What this task involves
Your answer should be one number: the count of lines in the records that include the word "data".
——
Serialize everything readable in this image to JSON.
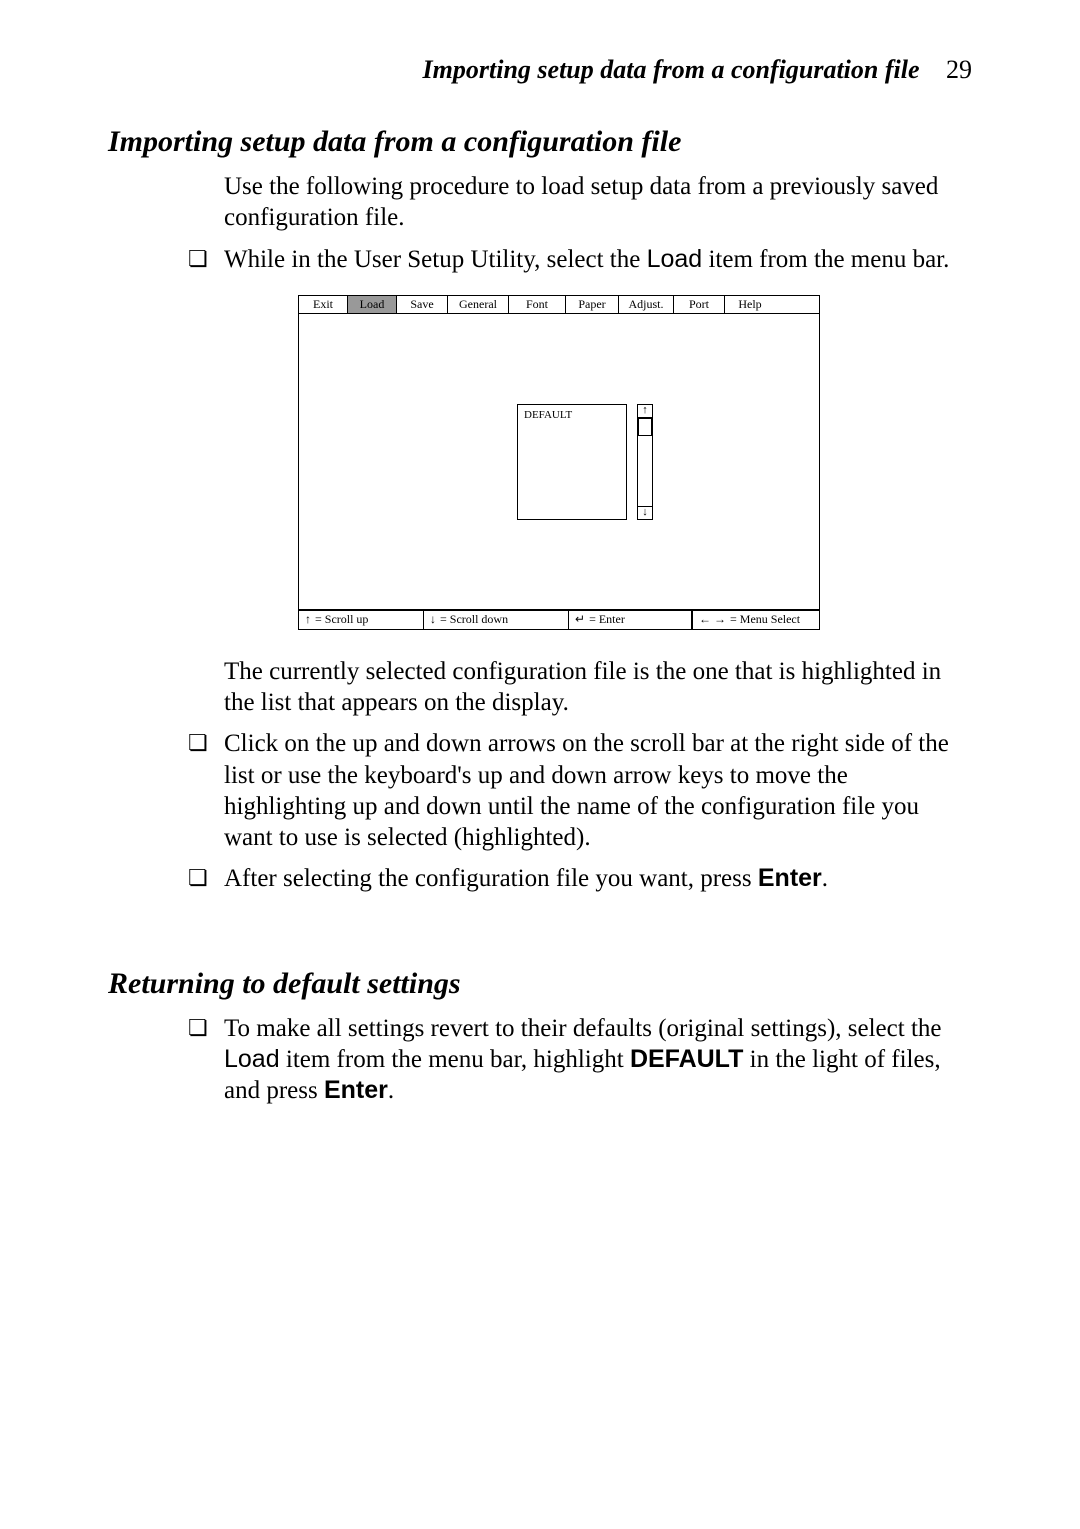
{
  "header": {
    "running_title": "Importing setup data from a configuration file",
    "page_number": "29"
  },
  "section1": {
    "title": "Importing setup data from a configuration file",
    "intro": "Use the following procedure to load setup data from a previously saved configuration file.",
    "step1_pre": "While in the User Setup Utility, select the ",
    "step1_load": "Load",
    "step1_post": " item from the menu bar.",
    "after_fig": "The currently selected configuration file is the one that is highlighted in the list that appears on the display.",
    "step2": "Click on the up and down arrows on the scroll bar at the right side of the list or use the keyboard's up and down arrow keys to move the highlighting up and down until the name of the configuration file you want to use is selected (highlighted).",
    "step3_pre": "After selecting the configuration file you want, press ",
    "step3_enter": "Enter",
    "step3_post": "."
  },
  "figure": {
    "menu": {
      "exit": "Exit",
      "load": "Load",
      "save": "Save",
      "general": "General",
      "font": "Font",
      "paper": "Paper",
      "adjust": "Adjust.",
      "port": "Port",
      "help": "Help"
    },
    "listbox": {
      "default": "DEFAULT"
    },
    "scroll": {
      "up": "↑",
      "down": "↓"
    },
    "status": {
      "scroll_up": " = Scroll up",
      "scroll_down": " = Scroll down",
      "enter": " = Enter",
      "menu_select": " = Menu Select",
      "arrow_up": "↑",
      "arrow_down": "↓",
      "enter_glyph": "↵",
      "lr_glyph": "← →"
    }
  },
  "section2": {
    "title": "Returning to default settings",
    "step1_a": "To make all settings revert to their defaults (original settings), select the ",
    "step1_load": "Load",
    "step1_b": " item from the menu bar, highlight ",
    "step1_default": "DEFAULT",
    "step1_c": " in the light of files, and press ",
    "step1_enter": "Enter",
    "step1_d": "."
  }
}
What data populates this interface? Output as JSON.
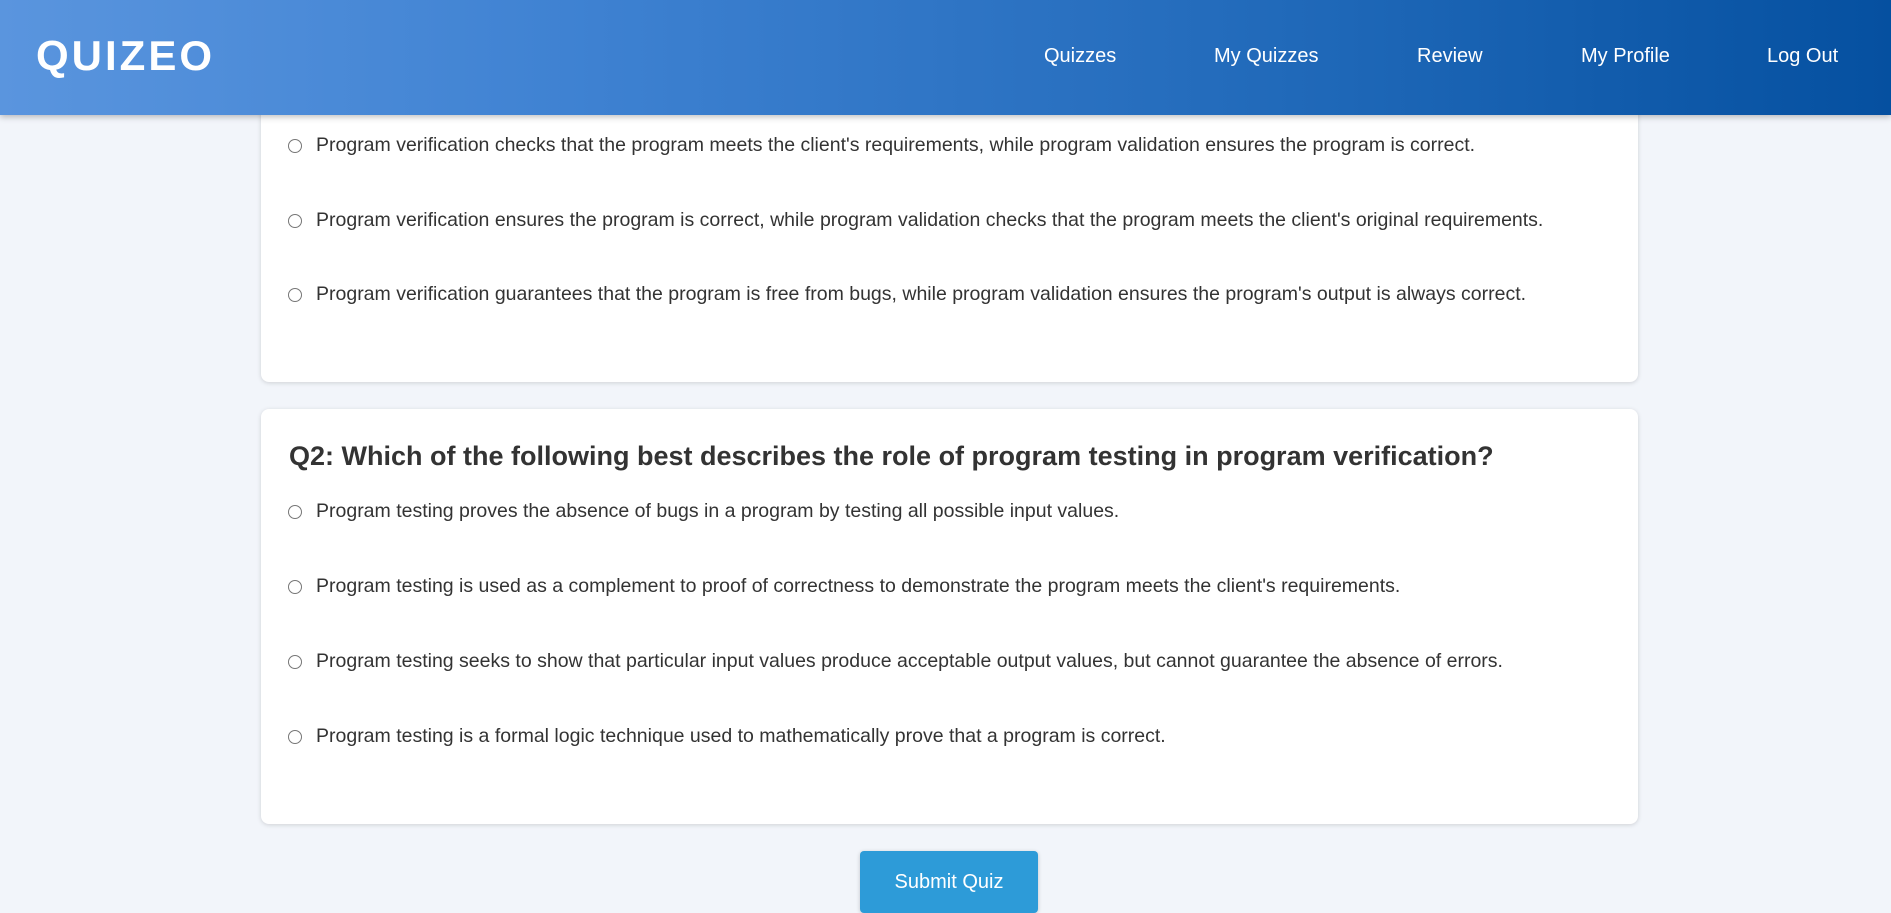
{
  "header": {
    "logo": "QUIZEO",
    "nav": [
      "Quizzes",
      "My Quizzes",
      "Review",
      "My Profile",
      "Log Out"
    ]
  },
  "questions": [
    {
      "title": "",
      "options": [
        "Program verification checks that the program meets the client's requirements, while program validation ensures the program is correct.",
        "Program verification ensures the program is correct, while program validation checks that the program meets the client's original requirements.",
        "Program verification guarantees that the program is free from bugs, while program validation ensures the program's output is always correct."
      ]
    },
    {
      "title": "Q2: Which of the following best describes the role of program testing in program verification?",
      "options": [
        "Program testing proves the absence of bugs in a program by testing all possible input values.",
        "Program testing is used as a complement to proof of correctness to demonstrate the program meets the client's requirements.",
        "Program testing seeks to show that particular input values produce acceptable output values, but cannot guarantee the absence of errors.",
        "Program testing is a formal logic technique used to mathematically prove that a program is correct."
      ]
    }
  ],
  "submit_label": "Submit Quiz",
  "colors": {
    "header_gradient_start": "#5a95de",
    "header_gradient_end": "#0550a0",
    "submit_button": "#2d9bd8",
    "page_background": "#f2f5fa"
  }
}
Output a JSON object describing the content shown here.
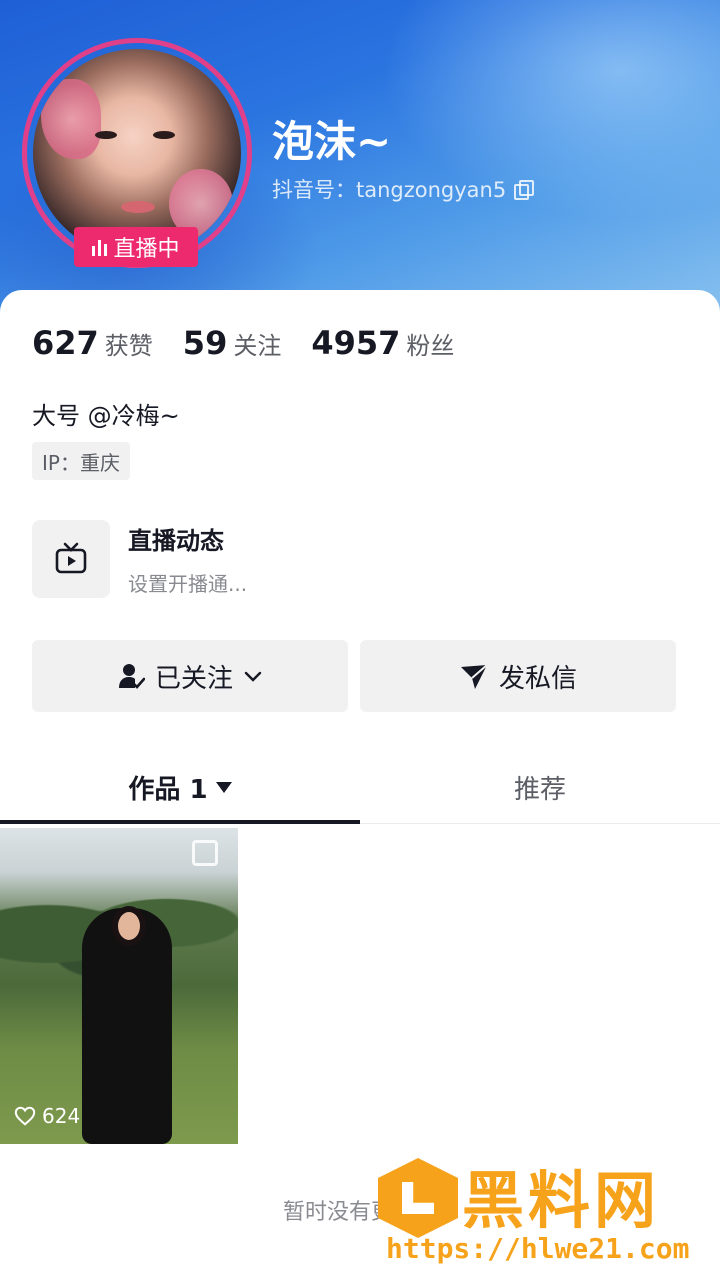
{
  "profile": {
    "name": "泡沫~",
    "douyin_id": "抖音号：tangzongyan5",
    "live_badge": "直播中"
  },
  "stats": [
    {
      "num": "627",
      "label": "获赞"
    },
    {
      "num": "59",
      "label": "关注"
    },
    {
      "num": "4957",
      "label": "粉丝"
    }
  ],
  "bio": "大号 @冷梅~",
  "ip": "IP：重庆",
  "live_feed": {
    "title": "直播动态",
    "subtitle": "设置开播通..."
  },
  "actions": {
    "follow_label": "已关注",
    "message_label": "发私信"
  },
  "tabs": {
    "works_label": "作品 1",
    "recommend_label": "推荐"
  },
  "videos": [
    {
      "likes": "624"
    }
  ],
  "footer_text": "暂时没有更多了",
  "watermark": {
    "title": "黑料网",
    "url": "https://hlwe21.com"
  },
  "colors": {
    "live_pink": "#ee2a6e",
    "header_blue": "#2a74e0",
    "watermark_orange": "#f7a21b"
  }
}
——
Task answer
4